The Albertina’s marvellous permanent art exhibition draws mostly on the Batliner collection, which is on permanent loan to the museum.
- Covers various painting styles from French impressionism through to surrealism and the modern day
- Includes some of the greatest names in art history
- Monet, Picasso, Magritte, Matisse, Chagall…
- Actual contents may change as the Albertina expands its collection and changes up the displays
- Comprehensive display labels all in English, too
- See also:
- Book Albertina tickets* online
Quick Albertina tickets
(Booking service provided by Tiqets.com*, who I am an affiliate of)
“From Monet to Picasso”
The Albertina puts on some pretty special temporary exhibitions, but they’re hard pressed to beat the myriad of masterpieces in the permanent display.
Even those (like me, once upon a time) who think Alberto Giacometti was a famous Italian soccer player can become quite awestruck by the names of the artists on show.
(In my defence, there was a well-known Australian soccer player called John Giacometti.)
Anyway…Monet, Sisley, Cézanne, Degas, Renoir, Matisse, Kandinsky, Munch, Picasso, Miró, Rodin, Gaugain, Chagall, Modigliani, Magritte…the list goes on.
The uncluttered, well-lit Albertina galleries make viewing these works of art (mainly paintings, but also sculptures and other items) a delightful and informative experience.
Fairly detailed labels (in German and English) accompany many of the paintings and describe the artistic characteristics and context of the work.
The information often includes biographical details of the artist, too. So the exhibition has much to offer those of us still learning about genres and individuals in the art world.
This level of detail also means you don’t need to hire an audioguide to enjoy the works and understand their interpretation and relevance. However, the audio content does let you dig deeper into the history and meaning of selected works.
It’s almost unfair to pick out single exhibits from what is essentially a collection of art jewels. By doing so, I’d likely only expose my ignorance anyway.
It’s certainly quite humbling to find yourself in a room full of works by Picasso. And time spent looking at Monet’s The Water Lily Pond has to be time well spent, no?
(Claude Monet; Der Seerosenteich, 1917-1919; Öl auf Leinwand © Albertina, Wien. Sammlung Batliner)
The quality of this exhibition offers a sense of certainty when considering whether to visit the Albertina or not.
Should the current temporary exhibitions fail to appeal to your tastes, you still get your money’s worth from a ticket through what we can call the “Picasso guarantee”. Not to mention the bonus of a tour of the staterooms.

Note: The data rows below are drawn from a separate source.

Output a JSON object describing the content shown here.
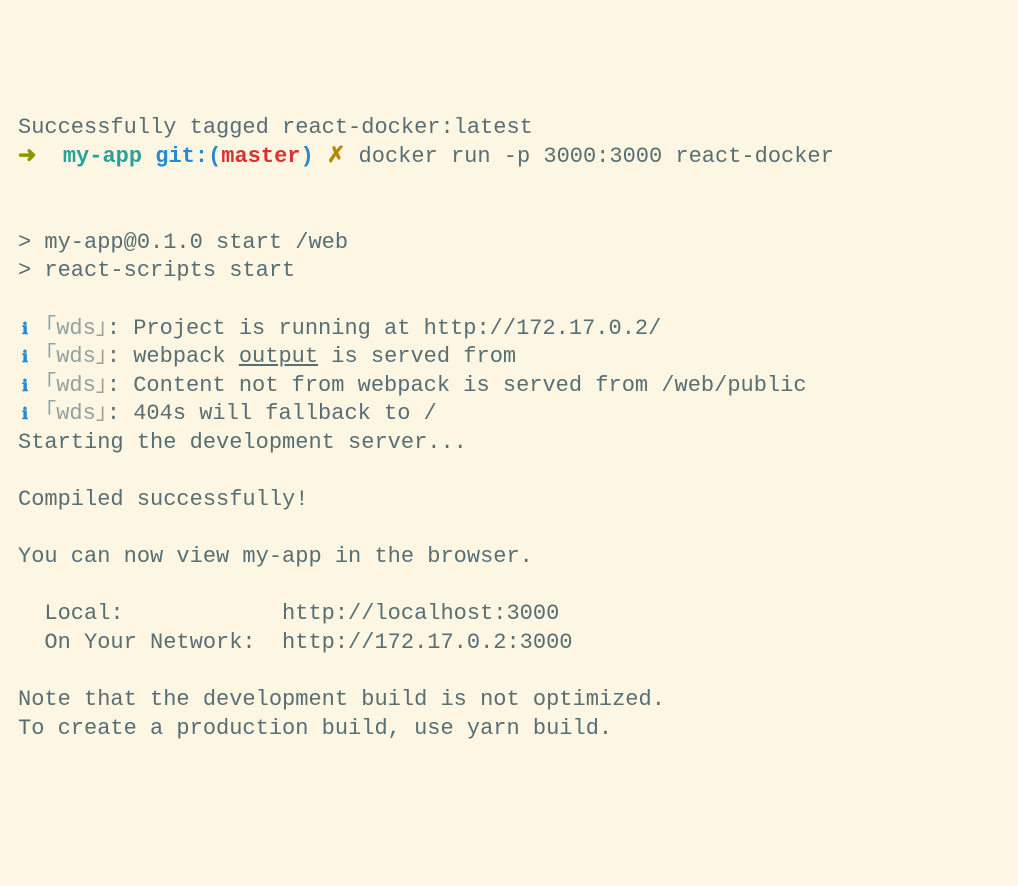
{
  "lines": {
    "tagged": "Successfully tagged react-docker:latest",
    "prompt": {
      "arrow": "➜",
      "dir": "my-app",
      "git": "git:",
      "open": "(",
      "branch": "master",
      "close": ")",
      "dirty": "✗",
      "command": "docker run -p 3000:3000 react-docker"
    },
    "npm1": "> my-app@0.1.0 start /web",
    "npm2": "> react-scripts start",
    "wds_tag": "｢wds｣",
    "wds1": ": Project is running at http://172.17.0.2/",
    "wds2a": ": webpack ",
    "wds2b": "output",
    "wds2c": " is served from ",
    "wds3": ": Content not from webpack is served from /web/public",
    "wds4": ": 404s will fallback to /",
    "starting": "Starting the development server...",
    "compiled": "Compiled successfully!",
    "view": "You can now view my-app in the browser.",
    "local": "  Local:            http://localhost:3000",
    "network": "  On Your Network:  http://172.17.0.2:3000",
    "note1": "Note that the development build is not optimized.",
    "note2": "To create a production build, use yarn build."
  }
}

P.S. On my last visit, the Albertina had added Gustav Klimt’s 1899 Water Nymphs (Silverfish) to the display. So consider this a potential stop on any Klimt tour of Vienna. In the work, Klimt gives his alternative almost-demonic interpretation of mermaid iconography.